## Work request
Within these records, how many lines hold "Service"? Give the number alone.

+++

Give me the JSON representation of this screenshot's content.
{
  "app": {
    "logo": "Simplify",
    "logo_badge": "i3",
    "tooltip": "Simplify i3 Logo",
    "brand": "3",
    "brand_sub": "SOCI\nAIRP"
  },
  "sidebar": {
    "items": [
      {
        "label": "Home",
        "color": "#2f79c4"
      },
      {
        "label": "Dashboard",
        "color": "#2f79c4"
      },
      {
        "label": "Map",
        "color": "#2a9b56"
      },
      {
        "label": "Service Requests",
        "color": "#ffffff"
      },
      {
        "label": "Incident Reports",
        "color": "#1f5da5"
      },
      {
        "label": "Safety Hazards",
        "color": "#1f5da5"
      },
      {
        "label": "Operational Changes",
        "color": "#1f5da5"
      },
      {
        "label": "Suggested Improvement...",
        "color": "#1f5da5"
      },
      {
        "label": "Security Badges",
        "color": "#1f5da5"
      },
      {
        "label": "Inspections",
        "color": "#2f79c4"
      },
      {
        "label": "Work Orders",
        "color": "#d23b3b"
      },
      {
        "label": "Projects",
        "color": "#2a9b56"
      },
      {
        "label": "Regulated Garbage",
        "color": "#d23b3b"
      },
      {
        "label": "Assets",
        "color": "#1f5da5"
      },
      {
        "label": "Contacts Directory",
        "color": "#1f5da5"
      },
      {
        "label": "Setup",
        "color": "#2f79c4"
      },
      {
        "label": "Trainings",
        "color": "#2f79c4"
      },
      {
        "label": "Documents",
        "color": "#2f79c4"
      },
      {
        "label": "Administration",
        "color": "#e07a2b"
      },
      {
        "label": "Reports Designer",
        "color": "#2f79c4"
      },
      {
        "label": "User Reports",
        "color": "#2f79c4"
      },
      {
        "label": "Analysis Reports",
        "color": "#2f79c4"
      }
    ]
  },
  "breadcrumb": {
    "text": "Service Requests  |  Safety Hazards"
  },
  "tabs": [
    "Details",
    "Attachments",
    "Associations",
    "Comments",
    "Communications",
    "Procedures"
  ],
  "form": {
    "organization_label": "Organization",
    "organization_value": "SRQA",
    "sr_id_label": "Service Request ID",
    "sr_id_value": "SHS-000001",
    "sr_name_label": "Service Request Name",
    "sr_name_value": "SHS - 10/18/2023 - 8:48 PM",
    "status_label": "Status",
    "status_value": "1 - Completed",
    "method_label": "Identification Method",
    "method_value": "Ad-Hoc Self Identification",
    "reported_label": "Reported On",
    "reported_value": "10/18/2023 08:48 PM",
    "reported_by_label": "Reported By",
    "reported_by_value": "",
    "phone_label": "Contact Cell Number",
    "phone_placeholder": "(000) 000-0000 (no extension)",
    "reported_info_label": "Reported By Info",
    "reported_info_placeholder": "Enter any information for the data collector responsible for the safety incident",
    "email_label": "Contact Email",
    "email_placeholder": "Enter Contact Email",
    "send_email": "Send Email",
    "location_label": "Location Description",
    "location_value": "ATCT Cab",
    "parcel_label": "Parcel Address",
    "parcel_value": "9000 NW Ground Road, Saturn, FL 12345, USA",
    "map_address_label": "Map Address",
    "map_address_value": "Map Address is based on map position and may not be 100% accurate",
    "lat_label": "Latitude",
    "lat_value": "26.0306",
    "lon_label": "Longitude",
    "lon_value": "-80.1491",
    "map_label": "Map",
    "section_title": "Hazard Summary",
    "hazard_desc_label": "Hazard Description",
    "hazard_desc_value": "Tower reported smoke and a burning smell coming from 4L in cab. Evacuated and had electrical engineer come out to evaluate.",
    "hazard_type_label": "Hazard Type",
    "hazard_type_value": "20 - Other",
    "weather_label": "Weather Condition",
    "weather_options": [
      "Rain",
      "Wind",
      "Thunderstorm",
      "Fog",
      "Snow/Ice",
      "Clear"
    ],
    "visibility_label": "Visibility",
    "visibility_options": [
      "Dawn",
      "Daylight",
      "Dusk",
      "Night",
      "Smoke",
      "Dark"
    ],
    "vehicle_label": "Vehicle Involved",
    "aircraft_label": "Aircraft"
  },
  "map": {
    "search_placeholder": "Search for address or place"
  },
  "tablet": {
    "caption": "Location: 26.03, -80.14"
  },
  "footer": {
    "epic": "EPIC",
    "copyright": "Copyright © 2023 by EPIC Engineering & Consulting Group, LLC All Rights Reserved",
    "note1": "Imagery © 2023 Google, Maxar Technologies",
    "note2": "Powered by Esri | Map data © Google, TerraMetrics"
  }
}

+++

## Exercise response
4